Citroen C3 Picasso
Our mini-MPV proved its worth with an awkward load to carry...
I’m keen to go swinging this summer. Sounds dodgy, I know, but don’t worry... it doesn’t involve throwing the keys of the C3 Picasso into a bowl at some seedy suburban party.
No, the swinging I want to do is in on a piece of garden furniture I bought last summer which has languished in my mother-in-law’s garage over the winter. Given its size, transferring it from Crawley, in West Sussex, to London could have been a bit of a problem.
But it’s just the kind of task our Citroen performs with ease.
Few small cars can match it for versatility. With fold-flat seats in both the front and rear, you feel like football’s tactical wizard Jose Mourinho as you plot your options and decide which formation suits you best.
This time round, with my brother-in-law Samit providing the muscle to help me get the swing into the car, it was a pretty simple decision to make. Fold everything flat bar my seat and the swing was slid in and ready to make its journey to the capital. Brilliant! Offering a van-like capacity in seconds is a trump card of the C3 Picasso. But as I reported last time out, things aren’t quite so clearcut once you start packing family members in.

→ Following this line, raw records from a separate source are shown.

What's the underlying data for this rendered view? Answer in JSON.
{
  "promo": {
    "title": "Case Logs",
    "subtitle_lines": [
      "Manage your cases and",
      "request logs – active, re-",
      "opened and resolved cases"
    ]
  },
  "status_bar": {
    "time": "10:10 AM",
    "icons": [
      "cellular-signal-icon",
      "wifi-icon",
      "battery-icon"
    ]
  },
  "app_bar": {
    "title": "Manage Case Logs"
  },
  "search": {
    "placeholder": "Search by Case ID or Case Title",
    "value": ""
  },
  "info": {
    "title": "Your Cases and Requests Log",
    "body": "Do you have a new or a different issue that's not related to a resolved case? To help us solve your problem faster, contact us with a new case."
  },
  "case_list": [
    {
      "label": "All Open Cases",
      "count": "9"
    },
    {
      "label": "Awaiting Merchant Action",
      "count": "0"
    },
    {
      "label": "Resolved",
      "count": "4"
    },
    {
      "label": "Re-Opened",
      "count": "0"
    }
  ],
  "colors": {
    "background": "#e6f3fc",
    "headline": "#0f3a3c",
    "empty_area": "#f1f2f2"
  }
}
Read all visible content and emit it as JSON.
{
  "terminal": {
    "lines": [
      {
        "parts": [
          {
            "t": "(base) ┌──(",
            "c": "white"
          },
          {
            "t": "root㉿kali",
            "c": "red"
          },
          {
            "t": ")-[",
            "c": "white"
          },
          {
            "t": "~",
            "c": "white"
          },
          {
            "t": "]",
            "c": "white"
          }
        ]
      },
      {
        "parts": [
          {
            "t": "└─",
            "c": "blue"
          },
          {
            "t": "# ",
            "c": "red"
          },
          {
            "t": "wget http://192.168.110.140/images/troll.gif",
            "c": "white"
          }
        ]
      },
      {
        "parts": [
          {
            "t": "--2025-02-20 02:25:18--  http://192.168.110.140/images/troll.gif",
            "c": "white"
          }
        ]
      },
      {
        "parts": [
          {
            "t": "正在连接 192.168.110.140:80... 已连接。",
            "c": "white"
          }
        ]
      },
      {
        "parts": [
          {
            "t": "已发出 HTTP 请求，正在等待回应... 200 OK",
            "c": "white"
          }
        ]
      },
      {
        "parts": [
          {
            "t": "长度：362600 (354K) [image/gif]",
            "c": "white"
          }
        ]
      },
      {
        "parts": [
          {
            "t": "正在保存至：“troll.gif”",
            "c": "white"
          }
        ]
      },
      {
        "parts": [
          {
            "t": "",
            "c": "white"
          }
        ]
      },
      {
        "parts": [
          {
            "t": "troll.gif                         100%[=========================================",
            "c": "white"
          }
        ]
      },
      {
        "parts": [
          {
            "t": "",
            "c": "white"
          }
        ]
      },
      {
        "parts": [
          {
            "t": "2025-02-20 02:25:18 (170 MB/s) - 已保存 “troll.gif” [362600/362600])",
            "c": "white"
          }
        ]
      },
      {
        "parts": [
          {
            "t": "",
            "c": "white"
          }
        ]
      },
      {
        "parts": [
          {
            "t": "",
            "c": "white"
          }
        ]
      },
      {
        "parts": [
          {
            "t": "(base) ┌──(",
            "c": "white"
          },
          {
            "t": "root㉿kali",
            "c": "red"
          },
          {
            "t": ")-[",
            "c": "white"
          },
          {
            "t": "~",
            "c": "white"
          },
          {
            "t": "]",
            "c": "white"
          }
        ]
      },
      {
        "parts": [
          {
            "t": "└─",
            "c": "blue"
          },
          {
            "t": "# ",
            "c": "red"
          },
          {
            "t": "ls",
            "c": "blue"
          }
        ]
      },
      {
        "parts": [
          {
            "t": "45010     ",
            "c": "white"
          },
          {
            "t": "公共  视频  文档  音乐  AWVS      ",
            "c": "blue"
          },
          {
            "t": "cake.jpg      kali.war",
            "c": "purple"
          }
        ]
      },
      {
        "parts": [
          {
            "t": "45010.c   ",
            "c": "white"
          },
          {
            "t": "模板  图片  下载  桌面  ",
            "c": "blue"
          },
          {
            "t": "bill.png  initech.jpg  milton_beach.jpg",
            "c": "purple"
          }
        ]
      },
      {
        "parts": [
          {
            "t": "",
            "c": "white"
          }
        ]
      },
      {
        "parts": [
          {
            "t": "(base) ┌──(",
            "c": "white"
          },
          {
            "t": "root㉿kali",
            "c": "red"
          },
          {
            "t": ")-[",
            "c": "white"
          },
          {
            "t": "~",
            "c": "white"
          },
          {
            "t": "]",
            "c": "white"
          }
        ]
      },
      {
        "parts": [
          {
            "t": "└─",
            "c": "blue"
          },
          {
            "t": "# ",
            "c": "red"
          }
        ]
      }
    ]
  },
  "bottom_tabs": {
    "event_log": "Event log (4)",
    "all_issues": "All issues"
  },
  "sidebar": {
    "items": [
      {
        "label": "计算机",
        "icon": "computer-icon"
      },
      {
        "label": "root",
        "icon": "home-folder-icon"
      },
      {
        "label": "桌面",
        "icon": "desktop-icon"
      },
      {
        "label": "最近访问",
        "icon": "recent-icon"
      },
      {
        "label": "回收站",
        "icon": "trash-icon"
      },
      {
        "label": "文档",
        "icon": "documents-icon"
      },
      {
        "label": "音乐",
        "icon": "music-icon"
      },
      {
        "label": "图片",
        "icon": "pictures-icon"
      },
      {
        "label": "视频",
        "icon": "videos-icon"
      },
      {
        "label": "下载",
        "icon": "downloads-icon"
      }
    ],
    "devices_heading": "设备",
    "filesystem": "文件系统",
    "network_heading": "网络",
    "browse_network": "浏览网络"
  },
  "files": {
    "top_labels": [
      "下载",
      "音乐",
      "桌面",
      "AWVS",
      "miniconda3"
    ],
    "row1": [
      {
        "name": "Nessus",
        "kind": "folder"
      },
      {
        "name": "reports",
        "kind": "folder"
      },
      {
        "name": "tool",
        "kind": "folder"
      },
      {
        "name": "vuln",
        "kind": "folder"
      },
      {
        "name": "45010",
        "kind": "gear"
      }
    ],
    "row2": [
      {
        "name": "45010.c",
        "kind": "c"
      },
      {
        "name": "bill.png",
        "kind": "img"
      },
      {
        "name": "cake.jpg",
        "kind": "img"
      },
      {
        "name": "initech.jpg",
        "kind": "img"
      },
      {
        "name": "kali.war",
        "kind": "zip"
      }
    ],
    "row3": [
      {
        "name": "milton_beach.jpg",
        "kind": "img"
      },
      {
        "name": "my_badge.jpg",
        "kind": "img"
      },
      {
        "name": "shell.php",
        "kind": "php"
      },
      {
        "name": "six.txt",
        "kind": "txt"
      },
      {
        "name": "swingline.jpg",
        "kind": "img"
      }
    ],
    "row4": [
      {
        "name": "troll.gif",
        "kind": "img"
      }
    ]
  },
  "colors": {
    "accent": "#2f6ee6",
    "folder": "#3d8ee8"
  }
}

On the eve of a holiday to the north of Scotland with my wife Seema and daughter Isla, I started to have reservations about whether it would be able to accommodate two large cases, plus all of our baby gear.
In the end, I borrowed a larger car from our fleet. Given how easily we filled that up, it was probably the correct decision, but a pity all the same. I’ve found the Picasso to be really comfortable to cruise in on longer trips and know it would have excelled on my M1 and M6 marathon.
The Citroen is spending most of its time in the city, and so far has proven to be a perfectly good family car day to day. It’s easy to drive, simple to park, very economical (48.6mpg) and surprisingly nippy in the cut and thrust of urban traffic.
Other features which I like are the false floor in the boot, the simplicity with which Isla’s car seat can be fitted – not all cars’ Isofix points are as easy to negotiate as the Citroen’s! – and the driving position. It’s effortless to get comfortable, a real bonus for a six-footersuch as myself.
Even the digital readouts are beginning to grow on me; it’s reassuring to have a constant reminder of how far away you are from running out of fuel when you’re as absent-minded as I am.
There are niggles, though. The sat-nav’s traffic alerts are erratic at best, and as I reported in the Fleet Watch panel in Issue 1,112, it even lost the mapping for the whole of south London on one occasion. In short, I simply don’t trust it, which is a major drawback for a route finder.
And while the build quality is undoubtedly better than in Citroens I’ve driven in the past, the cover for the panoramic roof is terribly flimsy.
These don’t detract from a pretty impressive package, though. I’ll certainly be raising a glass to the Citroen when I’m sat on my swing in the garden this summer – and as you can see, it’s finally ready to use!
“I also lost patience with the sunblind in the Picasso. I’m not a fan of panoramic roofs at the best of times – I prefer dark cabins to bright and airy ones – and the blind fell off and hit me on the head as I tried to pull it shut...”James Disdale
Road test editor